**Task objective**
Say how many lines below hold the word "legend"; give the number by itself.

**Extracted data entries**
....
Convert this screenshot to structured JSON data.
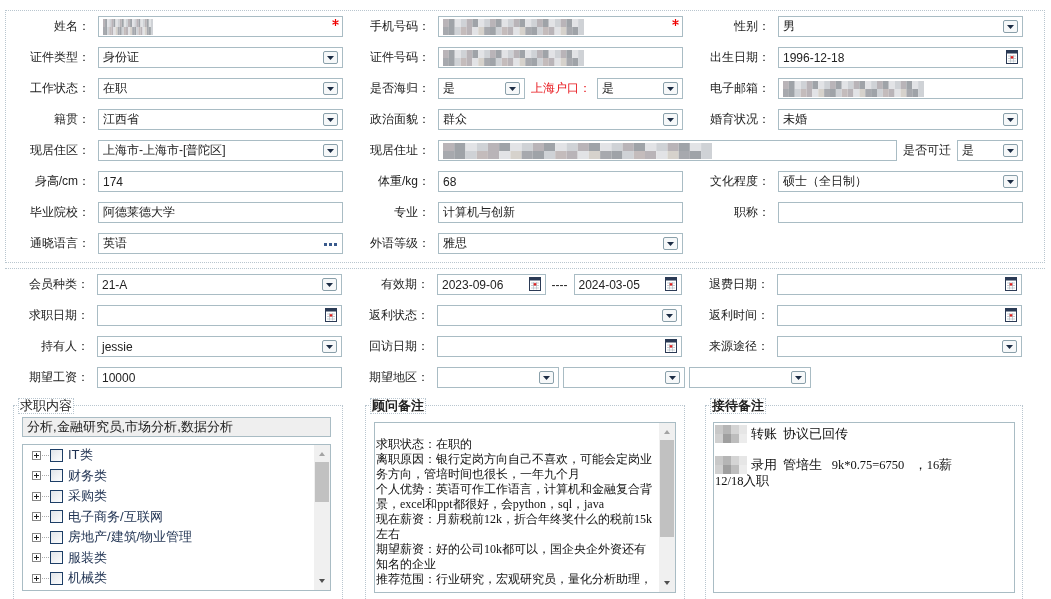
{
  "basic_info": {
    "rows": [
      {
        "groups": [
          {
            "label": "姓名：",
            "controls": [
              {
                "kind": "masked",
                "required": true
              }
            ]
          },
          {
            "label": "手机号码：",
            "controls": [
              {
                "kind": "masked",
                "required": true
              }
            ]
          },
          {
            "label": "性别：",
            "controls": [
              {
                "kind": "select",
                "value": "男"
              }
            ]
          }
        ]
      },
      {
        "groups": [
          {
            "label": "证件类型：",
            "controls": [
              {
                "kind": "select",
                "value": "身份证"
              }
            ]
          },
          {
            "label": "证件号码：",
            "controls": [
              {
                "kind": "masked"
              }
            ]
          },
          {
            "label": "出生日期：",
            "controls": [
              {
                "kind": "date",
                "value": "1996-12-18"
              }
            ]
          }
        ]
      },
      {
        "groups": [
          {
            "label": "工作状态：",
            "controls": [
              {
                "kind": "select",
                "value": "在职"
              }
            ]
          },
          {
            "label": "是否海归：",
            "controls": [
              {
                "kind": "select",
                "value": "是"
              },
              {
                "kind": "label",
                "text": "上海户口：",
                "highlight": true
              },
              {
                "kind": "select",
                "value": "是"
              }
            ]
          },
          {
            "label": "电子邮箱：",
            "controls": [
              {
                "kind": "masked"
              }
            ]
          }
        ]
      },
      {
        "groups": [
          {
            "label": "籍贯：",
            "controls": [
              {
                "kind": "select",
                "value": "江西省"
              }
            ]
          },
          {
            "label": "政治面貌：",
            "controls": [
              {
                "kind": "select",
                "value": "群众"
              }
            ]
          },
          {
            "label": "婚育状况：",
            "controls": [
              {
                "kind": "select",
                "value": "未婚"
              }
            ]
          }
        ]
      },
      {
        "groups": [
          {
            "label": "现居住区：",
            "controls": [
              {
                "kind": "select",
                "value": "上海市-上海市-[普陀区]"
              }
            ]
          },
          {
            "label": "现居住址：",
            "controls": [
              {
                "kind": "masked"
              },
              {
                "kind": "label",
                "text": "是否可迁",
                "highlight": false
              },
              {
                "kind": "select",
                "value": "是"
              }
            ]
          }
        ]
      },
      {
        "groups": [
          {
            "label": "身高/cm：",
            "controls": [
              {
                "kind": "text",
                "value": "174"
              }
            ]
          },
          {
            "label": "体重/kg：",
            "controls": [
              {
                "kind": "text",
                "value": "68"
              }
            ]
          },
          {
            "label": "文化程度：",
            "controls": [
              {
                "kind": "select",
                "value": "硕士（全日制）"
              }
            ]
          }
        ]
      },
      {
        "groups": [
          {
            "label": "毕业院校：",
            "controls": [
              {
                "kind": "text",
                "value": "阿德莱德大学"
              }
            ]
          },
          {
            "label": "专业：",
            "controls": [
              {
                "kind": "text",
                "value": "计算机与创新"
              }
            ]
          },
          {
            "label": "职称：",
            "controls": [
              {
                "kind": "text"
              }
            ]
          }
        ]
      },
      {
        "groups": [
          {
            "label": "通晓语言：",
            "controls": [
              {
                "kind": "lookup",
                "value": "英语"
              }
            ]
          },
          {
            "label": "外语等级：",
            "controls": [
              {
                "kind": "select",
                "value": "雅思"
              }
            ]
          }
        ]
      }
    ]
  },
  "membership": {
    "rows": [
      {
        "groups": [
          {
            "label": "会员种类：",
            "controls": [
              {
                "kind": "select",
                "value": "21-A"
              }
            ]
          },
          {
            "label": "有效期：",
            "controls": [
              {
                "kind": "date",
                "value": "2023-09-06"
              },
              {
                "kind": "separator",
                "text": "----"
              },
              {
                "kind": "date",
                "value": "2024-03-05"
              }
            ]
          },
          {
            "label": "退费日期：",
            "controls": [
              {
                "kind": "date"
              }
            ]
          }
        ]
      },
      {
        "groups": [
          {
            "label": "求职日期：",
            "controls": [
              {
                "kind": "date"
              }
            ]
          },
          {
            "label": "返利状态：",
            "controls": [
              {
                "kind": "select"
              }
            ]
          },
          {
            "label": "返利时间：",
            "controls": [
              {
                "kind": "date"
              }
            ]
          }
        ]
      },
      {
        "groups": [
          {
            "label": "持有人：",
            "controls": [
              {
                "kind": "select",
                "value": "jessie"
              }
            ]
          },
          {
            "label": "回访日期：",
            "controls": [
              {
                "kind": "date"
              }
            ]
          },
          {
            "label": "来源途径：",
            "controls": [
              {
                "kind": "select"
              }
            ]
          }
        ]
      },
      {
        "groups": [
          {
            "label": "期望工资：",
            "controls": [
              {
                "kind": "text",
                "value": "10000"
              }
            ]
          },
          {
            "label": "期望地区：",
            "controls": [
              {
                "kind": "select"
              },
              {
                "kind": "select"
              },
              {
                "kind": "select"
              }
            ]
          }
        ]
      }
    ]
  },
  "job_intent": {
    "legend": "求职内容",
    "filter_value": "分析,金融研究员,市场分析,数据分析",
    "categories": [
      {
        "label": "IT类",
        "expanded": false,
        "checked": false
      },
      {
        "label": "财务类",
        "expanded": false,
        "checked": false
      },
      {
        "label": "采购类",
        "expanded": false,
        "checked": false
      },
      {
        "label": "电子商务/互联网",
        "expanded": false,
        "checked": false
      },
      {
        "label": "房地产/建筑/物业管理",
        "expanded": false,
        "checked": false
      },
      {
        "label": "服装类",
        "expanded": false,
        "checked": false
      },
      {
        "label": "机械类",
        "expanded": false,
        "checked": false
      }
    ]
  },
  "consultant_notes": {
    "legend": "顾问备注",
    "lines": [
      "求职状态：在职的",
      "离职原因：银行定岗方向自己不喜欢，可能会定岗业",
      "务方向，管培时间也很长，一年九个月",
      "个人优势：英语可作工作语言，计算机和金融复合背",
      "景，excel和ppt都很好，会python，sql，java",
      "现在薪资：月薪税前12k，折合年终奖什么的税前15k",
      "左右",
      "期望薪资：好的公司10k都可以，国企央企外资还有",
      "知名的企业",
      "推荐范围：行业研究，宏观研究员，量化分析助理，"
    ]
  },
  "reception_notes": {
    "legend": "接待备注",
    "paragraphs": [
      {
        "lines": [
          {
            "masked": true,
            "text": "转账  协议已回传"
          }
        ]
      },
      {
        "lines": [
          {
            "masked": true,
            "text": "录用  管培生   9k*0.75=6750   ，16薪"
          },
          {
            "masked": false,
            "text": "12/18入职"
          }
        ]
      }
    ]
  }
}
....
**Worked solution**
3